  9. I can only comment to what I see and receive in these lines. I can't pretend to know the mysteries laid out.
    Seems he could be talking to a lover, perhaps a God, perhaps a flower.and in these first six lines I find a simple poem of love
    but in the second to the last line he implies it MIGHT be by design
    in the last line he implies it IS by design
    the only question being-Who's?
    I sense an attitude in the last line that the question is rhetorical, that he has already accepted an answer and merely winks to the question in checkmate.
    we live in a strange world, universe even in that all exists in shared space thus, we must have laws both criminal and moral dictated by the majority or one we might choose as an ultra-wise. It seems in such a creation or existence if you prefer, all are in need of being seen, being helped, being highlighted and brushed.
    in such a place, not even springtime can be an island.

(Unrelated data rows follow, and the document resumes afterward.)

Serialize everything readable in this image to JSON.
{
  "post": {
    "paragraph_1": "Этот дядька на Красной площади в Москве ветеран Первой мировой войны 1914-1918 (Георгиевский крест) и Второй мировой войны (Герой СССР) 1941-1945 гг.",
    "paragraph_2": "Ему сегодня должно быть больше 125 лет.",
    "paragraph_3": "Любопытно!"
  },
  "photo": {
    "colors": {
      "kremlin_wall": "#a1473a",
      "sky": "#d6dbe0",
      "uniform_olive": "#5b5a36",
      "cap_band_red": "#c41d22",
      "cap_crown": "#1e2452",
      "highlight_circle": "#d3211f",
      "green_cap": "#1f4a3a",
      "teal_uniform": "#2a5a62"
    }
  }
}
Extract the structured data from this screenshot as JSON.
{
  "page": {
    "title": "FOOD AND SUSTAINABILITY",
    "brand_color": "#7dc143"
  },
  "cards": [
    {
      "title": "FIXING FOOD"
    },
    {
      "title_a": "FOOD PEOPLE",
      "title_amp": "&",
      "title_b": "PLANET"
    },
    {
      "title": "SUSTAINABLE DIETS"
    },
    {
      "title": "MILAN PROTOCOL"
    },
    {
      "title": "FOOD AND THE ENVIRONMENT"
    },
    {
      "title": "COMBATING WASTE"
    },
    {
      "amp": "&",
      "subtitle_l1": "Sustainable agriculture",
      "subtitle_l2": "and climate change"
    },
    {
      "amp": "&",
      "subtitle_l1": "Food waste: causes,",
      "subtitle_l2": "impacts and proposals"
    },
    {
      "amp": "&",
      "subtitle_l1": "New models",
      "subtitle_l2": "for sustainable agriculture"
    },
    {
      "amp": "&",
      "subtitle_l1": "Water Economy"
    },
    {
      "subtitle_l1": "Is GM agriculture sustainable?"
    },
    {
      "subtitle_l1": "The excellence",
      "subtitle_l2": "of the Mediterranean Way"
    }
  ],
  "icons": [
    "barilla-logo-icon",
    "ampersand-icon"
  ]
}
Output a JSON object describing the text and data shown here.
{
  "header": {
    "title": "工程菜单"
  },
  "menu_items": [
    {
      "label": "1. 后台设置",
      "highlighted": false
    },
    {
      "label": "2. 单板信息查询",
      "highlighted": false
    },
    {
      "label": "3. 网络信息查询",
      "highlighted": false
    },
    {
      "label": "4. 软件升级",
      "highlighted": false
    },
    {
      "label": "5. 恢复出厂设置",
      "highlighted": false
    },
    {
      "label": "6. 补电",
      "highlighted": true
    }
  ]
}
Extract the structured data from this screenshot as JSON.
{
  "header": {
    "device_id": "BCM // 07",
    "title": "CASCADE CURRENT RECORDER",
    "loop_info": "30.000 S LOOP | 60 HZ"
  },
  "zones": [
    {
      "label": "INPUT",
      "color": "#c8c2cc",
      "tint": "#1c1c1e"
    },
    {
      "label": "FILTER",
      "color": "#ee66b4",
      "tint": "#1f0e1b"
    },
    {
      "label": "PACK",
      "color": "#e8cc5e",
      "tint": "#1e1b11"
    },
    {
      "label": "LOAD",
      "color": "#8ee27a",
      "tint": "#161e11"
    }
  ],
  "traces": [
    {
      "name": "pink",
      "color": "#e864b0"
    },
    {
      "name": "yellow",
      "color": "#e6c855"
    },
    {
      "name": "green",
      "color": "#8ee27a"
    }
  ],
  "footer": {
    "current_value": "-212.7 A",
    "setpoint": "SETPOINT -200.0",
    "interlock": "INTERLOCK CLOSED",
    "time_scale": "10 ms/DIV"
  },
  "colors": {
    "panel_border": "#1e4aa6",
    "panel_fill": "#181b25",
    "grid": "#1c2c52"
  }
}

  10. Everything I see has whatever meaning I give to it.

    Whatever attributes in another, and in God are the ones I want them to have.

    I see not what is there, but what I want to be there.


"Everything is blooming most recklessly; if it were voices instead of colors, there would be an unbelievable shrieking into the heart of the night."

~ Rainer Maria Rilke

Go ahead, bloom recklessly!